There was never much of a question about President Trump being on the ballot in Florida this November (obviously). But owing to a peculiarity in the Sunshine State’s election laws, there was a question as to where on the ballot his name would appear. That may sound like a trivial matter, or at least it did to me, but some people were taking it very seriously. A group of Democrats didn’t want Donald Trump’s name to be automatically placed at the top of the list of candidates. But now, thanks to a federal judge, it appears that Trump will retain the top spot. (Politico)
A federal appeals court on Wednesday dealt a major blow to Democrats in the battleground state of Florida, throwing out a lawsuit that sought to roll back a law that puts President Donald Trump’s name first on the 2020 ballot.
The 11th Circuit Court of Appeals in Atlanta said the group suing Florida over the nearly 70-year-old rule lacked legal standing to challenge the law and failed to prove any injury.
The decision means Florida election officials can keep Republican candidates listed first on the ballot.
This case definitely dives into the obscure end of the election law pool. Back in the 1950s, when Democrats controlled both chambers of the state legislature and the governor’s mansion, they passed a law saying that presidential candidate of the same party as the Governor would automatically appear first on the presidential election ballot. That clearly worked out well for the Democrats back in the day, but in the modern era, the Republicans have won every governor’s race since 1998. That means that the GOP candidate has been at the top of the ballot no matter which party held the White House.
That was a rather silly law for Democrats to pass in the first place, and now it’s come back to bite them on their collective backsides. But is the law constitutional? We still don’t know because the judge never got around to ruling on that question. He simply determined that the plaintiffs didn’t have standing to bring the case because they couldn’t demonstrate any harm they would suffer from leaving the law in place. (A lower court judge previously ruled the law unconstitutional.)
The basis for the complaint seems to be testimony provided by “experts” claiming that having the top position on the ballot gives a candidate “as much as a 5 percent advantage in elections.” Does that sound right to you? It would seem to imply that a significant number of voters are too stupid to read their own ballot and are just picking the first name they see. Perhaps a better explanation is that the candidate who won last time has the power of incumbency working for them and they therefore have better odds of winning.
It’s not as if Florida is unique in using this system. It’s actually quite common. New York’s election laws provide that “the candidate or candidates of the party which polled for its candidate for the office of governor at the last preceding election for such office the highest number of votes” will be on the top line. That’s just a very wordy way to say that if you won the last governor’s election, your party goes first on the ballot.

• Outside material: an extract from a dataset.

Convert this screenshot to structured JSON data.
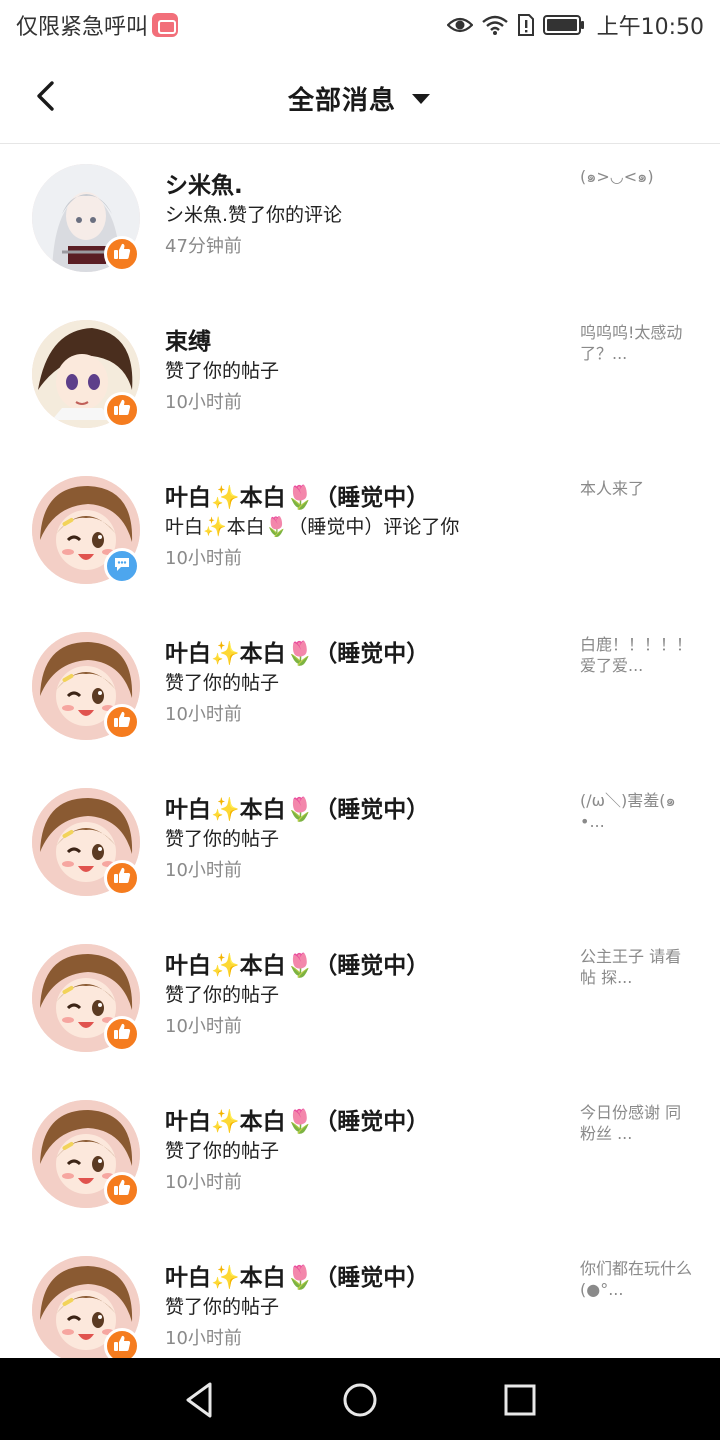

Even if you believe that being on the top of the ballot offers an advantage, somebody has to be on the top. How do you propose to make the decision… with a coin flip every two years? And if you start doing that, then you’ll have to invite the Libertarians, the Green Party and everyone else to participate. All things considered, this sounds like a rather pointless argument to be having and tying up the court’s time. Just stick with the current rules and may the best man/woman/extraterrestrial win.